To become good at benching first you have to bench a lot. It's a practiced skill. You don't get good at throwing a baseball
by swinging a bat. You throw a baseball. If you want to get good at benching, then bench a lot. Next you must cut back on
your sets of flyes, crossovers, pec-decs, and inclines and do more sets of bench presses, especially heavy, low-rep ones
(1 to 6 reps). I suggest about 8 to 10 sets of bench presses along the following lines: 1 x 10, 1 x 8, 2 x 6, 2 x 4, 2 x 3,
1 x 2, 1 x 1. Rest for three minutes between sets, but extend your rest to four or five minutes on the last couple of really
heavy sets. Have a partner stand by to assist you in case you fail and can't rack the weight yourself. Bench heavy but smart.
A great way of rapidly increasing your bench press is through the use of heavy partials and heavy negative-only reps. Set
the pins of the power rack or bench so that the bar is at the mid-point of your rep. Do 2 sets of 6 (partial) reps. Change
the pins so the bar is only six inches from lockout.
Example for individual stuck at a 225lb bench press
Again do 2 sets of 6 reps. Next set the pins two inches from lockout and do 2 sets of 6 reps. Make sure you lift with
concentration. At this point because the bar will be traveling only inches, you should be handling some pretty hefty poundage's
- at least 100 to 150 pounds over your max for a full rep. Finally do 2 sets of 10-second supports. Have your partner help
lift the weight up so you can hold it in the fully outright contracted position. Hold for a count of 10 seconds - or as long
as you can, You'll be amazed at how grueling holding 150 to 200 pounds over your max for 10 seconds can be on your deltoids,
wrists, and pecs.
Handling such heavy poundages creates greater tendon and ligament strength. The body also gets used to the feel of heavy
weights. After holding 400 pounds for 10 seconds, 200 pounds doesn't feel so heavy the next time you go to bench.
Heavy negatives work great but you first must find a partner (or partner's) willing to lift that kind of poundage so that you
can then lower it down. Assuming you can find people to help, do your negatives at the end of your regular benching. I
recommend that you do 10 heavy sets of regular benching plus the partials for one chest workout, then do 6 sets of 6, plus the
negatives, the next workout.
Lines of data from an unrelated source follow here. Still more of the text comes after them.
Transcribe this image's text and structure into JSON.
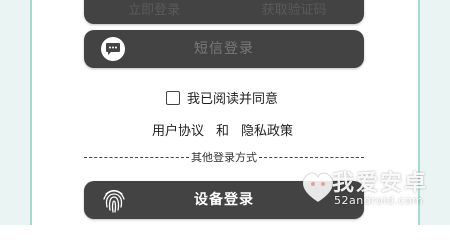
{
  "top_buttons": {
    "left_label": "立即登录",
    "right_label": "获取验证码"
  },
  "sms_login": {
    "label": "短信登录",
    "icon": "chat-bubble-icon"
  },
  "agreement": {
    "text": "我已阅读并同意",
    "checked": false
  },
  "policies": {
    "user_agreement": "用户协议",
    "and": "和",
    "privacy_policy": "隐私政策"
  },
  "other_login": {
    "divider_text": "其他登录方式"
  },
  "device_login": {
    "label": "设备登录",
    "icon": "fingerprint-icon"
  },
  "watermark": {
    "brand": "我爱安卓",
    "url": "52android.com"
  },
  "colors": {
    "pill": "#434343",
    "frame_accent": "#a7d9cf"
  }
}
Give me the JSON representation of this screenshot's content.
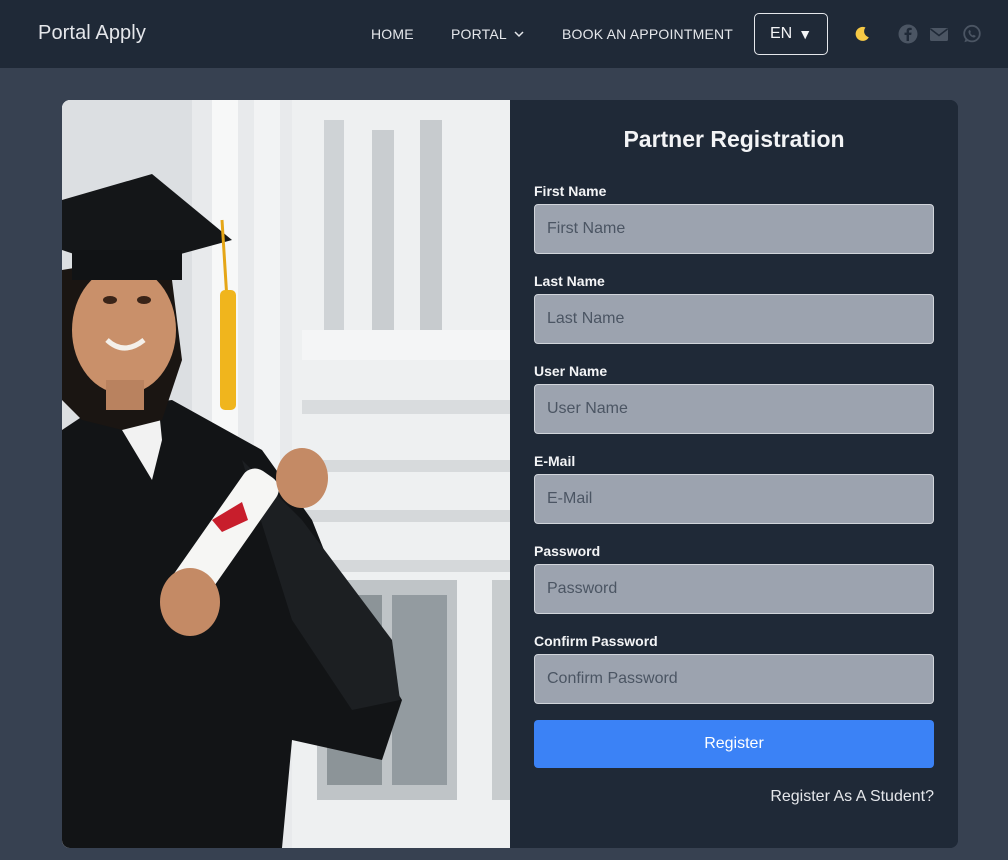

Keep alternating your bench workouts this way every four or five days.
Let's say you've just finished your final set of bench presses for 6 reps and it was with 245 pounds. Leave the weight as it
is and rest a few minutes before you begin your first set of negative-only benches. Since the average bodybuilder can lower
40 percent more than he can raise, negatives with the same 245 pounds is obviously going to feel a little light. Consider
this first set with 245 as a warmup. Do 8 or 10 slow downward-only reps (remember, we're doing negatives). Each rep should
last about six seconds. Try to slow, or even stop, the descent of the bar. It's time to end the set when the bar feels as
though it's about to drop like a rock and can no longer be safely controlled.
For the second set of negatives, go to 300 pounds and shoot for 6 reps. Remember, stop the set when you can no longer slow
the descent of the bar. Rest at least three minutes and begin set number three. This time aim for at least 325 pounds and get
as many slow negatives as you can. Make sure your partners are alert and know when to take the bar. It is safer not to rely
on your grunts and groans to alert them, better to give aloud, "take it, man!"
For the fourth set go to 350 or 360 pounds. Be very deliberate in all procedures when handling this kind of weight. Make sure
you feel up to the attempt. Do as many negatives as you can - which probably will be two or three. It's all a question of
feedback. If you're on a roll, try one more set with a weight that is more than the previous set. If you feel as done a dog's
dinner, pack it in for the day.
Those are the key exercises to work on when trying to develop a heavy bench. Keep in mind that strong lats are a prerequisite
for heavy benching so include heavy barbell rowing in your back routine. Strong triceps are also important for heavy benching
so include heavy close-grip bench pressing and weighted dips in your triceps workouts. Strong front delts are the third important
ingredient necessary for heavy benching so include lying barbell front raises (a Jim William's favorite) in your delt workouts.
It helps to lift heavier when you're bulked up, so if possible gain some bodyweight (preferably good lean muscle mass). Make
sure your diet is high in protein and calories and rich in nutrients. Eat good, eat lots, and take supplements known to aid
size, strength and recovery - like creatine monohydrate, protein powder and glutamine.
Lastly, make sure you always warm up well before attempting any heavy lifting. If you feel any aches, pains or strains, back
off for a few workouts. Learn what your body can handle and what it can't. Learn when you should push yourself hard and when
you should not. Be patient and keep track of your progress by keeping a training diary. Try to beat what you did the previous
workout in weight or reps whenever possible. Slowly but surely, your bench press should go up like a thermometer on a hot